"We are not seeing community spread, but this is something we are watching very very carefully," Florida Surgeon Gen. Scott Rivkees said during a Wednesday afternoon news conference.

For most people, the new coronavirus causes only mild or moderate symptoms, but it can cause more severe illness including pneumonia in older adults and people with existing health problems. The vast majority of people recover from the new virus within weeks.

The agency recommends that anyone experiencing symptoms after attending Daytona Beach's Bike Week, which is continuing through March 15, or an EMS conference in Tampa from March 4-6 to contact their local health department and self-isolate for 14 days.

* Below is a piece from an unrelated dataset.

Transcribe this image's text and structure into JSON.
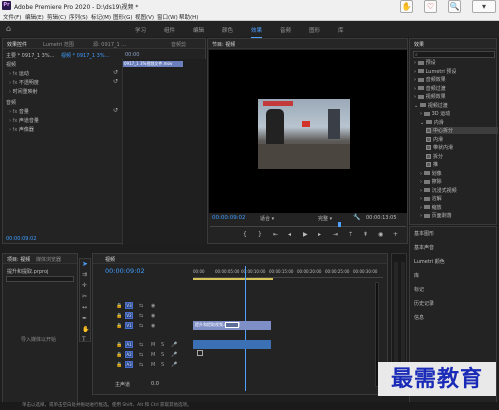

There are currently 26 cases of Florida residents diagnosed in the state, five other Florida residents are self-isolating out of state after being diagnosed elsewhere, the health department said. Also, a 22-year-old California woman who traveled to Italy with her sister and is self-isolating with her in Tampa.

Gov. Ron DeSantis said 10 of the positive cases — including one of the fatalities, a 71-year-old man from Santa Rosa County — involved people returning from a cruise on the Nile River in Egypt.

Meanwhile, public universities across Florida — which have some of the country's largest enrollments — will move to remote instruction effective Monday. That step is intended to minimize health and safety risks to students and staff, especially as they prepare to return from spring break.

On Wednesday, the governor also placed limits on who can visit Florida's nursing homes and other assisted living facilities in an attempt to protect the state's sizable and vulnerable elderly population from the new coronavirus.

The governor's executive order prohibits anyone who recently arrived from a foreign country from visiting nursing and assisted care facilities. DeSantis noted that most of the Florida infections from the virus, which causes the disease COVID-19, stemmed from international travel.

“These are important efforts to mitigate the risk to our most vulnerable population to COVID-19, which is our elderly population,” DeSantis said at an afternoon news conference at the state Capitol in Tallahassee.

As a further precaution, the governor also urged elections officials to move any polling places that might be located at nursing homes or other facilities that house or care for the elderly.

Florida holds its presidential primary on Tuesday.

With the Associated Press